+++ AVAILABLE RECORDS +++

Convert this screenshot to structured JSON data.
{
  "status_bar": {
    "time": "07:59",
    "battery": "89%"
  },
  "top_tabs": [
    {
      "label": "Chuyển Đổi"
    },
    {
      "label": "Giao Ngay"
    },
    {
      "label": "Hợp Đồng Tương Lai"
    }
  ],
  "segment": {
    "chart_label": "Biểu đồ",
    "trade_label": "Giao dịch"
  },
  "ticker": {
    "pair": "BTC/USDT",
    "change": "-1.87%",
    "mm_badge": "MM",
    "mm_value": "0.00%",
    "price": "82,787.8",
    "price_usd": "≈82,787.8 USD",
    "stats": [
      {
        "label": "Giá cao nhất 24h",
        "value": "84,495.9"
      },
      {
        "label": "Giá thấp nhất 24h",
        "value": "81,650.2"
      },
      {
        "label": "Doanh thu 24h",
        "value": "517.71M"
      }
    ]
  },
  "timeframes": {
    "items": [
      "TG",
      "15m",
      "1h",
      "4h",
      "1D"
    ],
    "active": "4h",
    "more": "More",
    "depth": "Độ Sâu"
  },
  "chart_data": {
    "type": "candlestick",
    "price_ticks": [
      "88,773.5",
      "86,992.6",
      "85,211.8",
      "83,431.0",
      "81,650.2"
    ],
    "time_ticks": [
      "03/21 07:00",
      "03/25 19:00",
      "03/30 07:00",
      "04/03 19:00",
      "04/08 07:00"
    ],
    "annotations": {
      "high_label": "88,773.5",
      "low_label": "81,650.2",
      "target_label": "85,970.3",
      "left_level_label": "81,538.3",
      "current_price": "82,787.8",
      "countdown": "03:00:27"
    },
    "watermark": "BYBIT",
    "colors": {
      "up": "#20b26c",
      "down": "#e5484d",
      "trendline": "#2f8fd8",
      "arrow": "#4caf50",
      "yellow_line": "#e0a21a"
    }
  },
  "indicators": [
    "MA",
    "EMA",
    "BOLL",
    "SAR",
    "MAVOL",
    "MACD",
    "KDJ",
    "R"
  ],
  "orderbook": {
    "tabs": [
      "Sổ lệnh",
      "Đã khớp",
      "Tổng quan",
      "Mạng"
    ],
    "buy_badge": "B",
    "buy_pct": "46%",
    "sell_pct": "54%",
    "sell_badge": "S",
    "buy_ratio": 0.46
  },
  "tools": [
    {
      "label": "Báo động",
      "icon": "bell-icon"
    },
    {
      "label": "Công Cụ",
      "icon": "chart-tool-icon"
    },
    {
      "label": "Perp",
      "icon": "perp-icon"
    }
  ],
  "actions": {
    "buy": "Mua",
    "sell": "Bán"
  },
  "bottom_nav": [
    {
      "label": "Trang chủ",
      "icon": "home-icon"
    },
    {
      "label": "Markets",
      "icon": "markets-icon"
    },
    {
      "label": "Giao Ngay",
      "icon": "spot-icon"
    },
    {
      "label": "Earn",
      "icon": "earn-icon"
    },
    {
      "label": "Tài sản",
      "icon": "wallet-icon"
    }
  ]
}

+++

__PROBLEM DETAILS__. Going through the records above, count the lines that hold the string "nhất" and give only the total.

__ANSWER BOX__. 2